There are approximately 29 million displaced people who are categorized as “refugees” worldwide. Within this group, self-sufficiency proves to be difficult with many individuals being subjected to informal work in precarious conditions and in indignity to be able to afford their basic needs. The premise for such treatment, in most cases, continues to solely be the separation caused by capable individuals being labeled with the political title of a “refugee.”
In response, Lorraine Charles, an academic and social entrepreneur whose expertise lies in – amongst other things – refugee issues in the Middle East, envisioned a future whereby remote work could be one viable solution to the aforementioned challenges refugees face when trying to earn a living.
Lorraine co-founded Na’amal (which means ‘we work’ in Arabic) in 2019 as an organization that provides employers access to refugee talent. Na’amal trains refugees and other underrepresented communities to prepare them to be successful in finding – and then thriving in – remote roles.
Na’amal’s Work Readiness Programme is focused on the development of non-technical or soft skills in areas like innovation, entrepreneurial thinking, collaboration, communication, goal-setting, motivation, and time management. These skills are nurtured through each element of the online learning course, mentoring, and skills workshops.
Since June 2020, Na’amal has collaborated with partners who train program participants in advanced digital skills. To date, their training partners include MIT ReACT with global cohorts in 2021 and 2022; in Lebanon in 2022, Na’amal has worked with Techfugees; and in Jordan, Chams in 2020 and 2021. Currently, it is gearing up to begin a year-long refugee training program in Ethiopia in collaboration with Digital Opportunity Trust (DOT).
In addition to the more direct work of connecting refugees to remote employment opportunities, Na’amal is also an advocate for change at a socio-economic structural level with regard to the narratives surrounding refugees. This is motivated by the belief that lasting and numerically-significant refugee empowerment begins with how the entire society views and interacts with refugees.

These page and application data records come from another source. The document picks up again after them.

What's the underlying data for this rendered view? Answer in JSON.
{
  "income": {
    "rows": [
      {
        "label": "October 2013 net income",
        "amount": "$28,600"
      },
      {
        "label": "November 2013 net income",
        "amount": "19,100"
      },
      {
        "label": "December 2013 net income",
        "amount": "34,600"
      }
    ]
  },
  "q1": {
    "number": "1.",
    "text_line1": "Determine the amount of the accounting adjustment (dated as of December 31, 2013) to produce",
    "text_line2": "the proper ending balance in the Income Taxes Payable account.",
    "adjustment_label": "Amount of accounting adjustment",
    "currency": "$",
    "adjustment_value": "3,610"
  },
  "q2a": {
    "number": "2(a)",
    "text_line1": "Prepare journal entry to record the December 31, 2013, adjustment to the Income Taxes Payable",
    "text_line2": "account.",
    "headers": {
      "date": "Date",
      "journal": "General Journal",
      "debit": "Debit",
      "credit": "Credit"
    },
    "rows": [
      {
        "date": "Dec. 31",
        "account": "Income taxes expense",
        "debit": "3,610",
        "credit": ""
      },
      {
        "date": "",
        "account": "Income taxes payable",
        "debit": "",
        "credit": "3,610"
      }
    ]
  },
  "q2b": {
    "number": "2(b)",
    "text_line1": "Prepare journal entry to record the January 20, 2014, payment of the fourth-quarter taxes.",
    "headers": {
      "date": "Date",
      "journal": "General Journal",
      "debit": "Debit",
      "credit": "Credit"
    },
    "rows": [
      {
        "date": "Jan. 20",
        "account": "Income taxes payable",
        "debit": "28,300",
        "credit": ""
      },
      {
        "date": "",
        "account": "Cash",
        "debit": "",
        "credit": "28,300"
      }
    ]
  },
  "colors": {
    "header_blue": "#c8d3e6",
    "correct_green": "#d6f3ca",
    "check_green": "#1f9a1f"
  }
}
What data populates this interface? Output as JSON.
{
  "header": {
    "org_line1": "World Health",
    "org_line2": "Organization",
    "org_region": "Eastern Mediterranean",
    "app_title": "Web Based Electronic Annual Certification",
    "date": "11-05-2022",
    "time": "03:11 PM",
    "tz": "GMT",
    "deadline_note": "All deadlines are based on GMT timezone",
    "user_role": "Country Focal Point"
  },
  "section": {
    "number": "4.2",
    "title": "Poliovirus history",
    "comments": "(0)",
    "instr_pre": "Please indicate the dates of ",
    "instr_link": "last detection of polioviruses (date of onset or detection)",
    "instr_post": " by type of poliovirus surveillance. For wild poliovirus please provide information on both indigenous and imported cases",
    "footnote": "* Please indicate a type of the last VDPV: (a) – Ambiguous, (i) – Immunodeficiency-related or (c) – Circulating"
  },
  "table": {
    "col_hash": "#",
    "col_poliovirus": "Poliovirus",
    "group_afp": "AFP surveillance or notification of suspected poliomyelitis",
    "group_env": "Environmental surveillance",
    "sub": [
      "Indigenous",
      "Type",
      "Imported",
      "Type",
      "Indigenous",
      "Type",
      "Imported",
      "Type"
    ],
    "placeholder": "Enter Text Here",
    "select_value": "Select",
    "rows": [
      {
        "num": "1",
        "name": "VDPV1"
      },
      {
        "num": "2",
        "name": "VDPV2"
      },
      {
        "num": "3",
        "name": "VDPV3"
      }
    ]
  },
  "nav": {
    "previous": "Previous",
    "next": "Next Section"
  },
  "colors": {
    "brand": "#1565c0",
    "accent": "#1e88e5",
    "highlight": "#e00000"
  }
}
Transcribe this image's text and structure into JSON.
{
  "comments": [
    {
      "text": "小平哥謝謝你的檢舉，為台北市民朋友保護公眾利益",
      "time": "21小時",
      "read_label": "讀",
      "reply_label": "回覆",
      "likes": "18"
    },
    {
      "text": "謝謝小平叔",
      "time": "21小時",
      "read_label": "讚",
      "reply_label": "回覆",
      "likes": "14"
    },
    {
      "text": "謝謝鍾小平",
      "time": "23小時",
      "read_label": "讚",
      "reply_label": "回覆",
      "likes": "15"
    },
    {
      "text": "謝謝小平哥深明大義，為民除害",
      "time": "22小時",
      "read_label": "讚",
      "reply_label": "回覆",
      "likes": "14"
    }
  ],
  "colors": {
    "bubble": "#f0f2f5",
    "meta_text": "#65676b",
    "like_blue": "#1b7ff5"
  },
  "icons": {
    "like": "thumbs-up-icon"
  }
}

A beginning to the shifting of this narrative is a collective and active acknowledgment and practice of the fact that refugees are quite simply regular people who needed to leave their country for safety reasons, and this is the root of what sets them apart. There does not exist any inherent inferiority in their potential and capabilities because of their title. In an effort to effectively communicate this message, Na’amal has launched a podcast series titled, Voices of Resilience. The podcast features six inspiring individuals who share their stories on forced displacement in their own words. Given that education and employment are often pivotal parts of the road to a financially stable, dignified life, this podcast shares insights on their journeys, with a focus on their education paths and livelihoods.
Na’amal is excited and ready to continue bringing refugees and other vulnerable populations into the thriving ecosystem that is the global remote workforce. Learn more about their recent endeavors in their most recent newsletter here.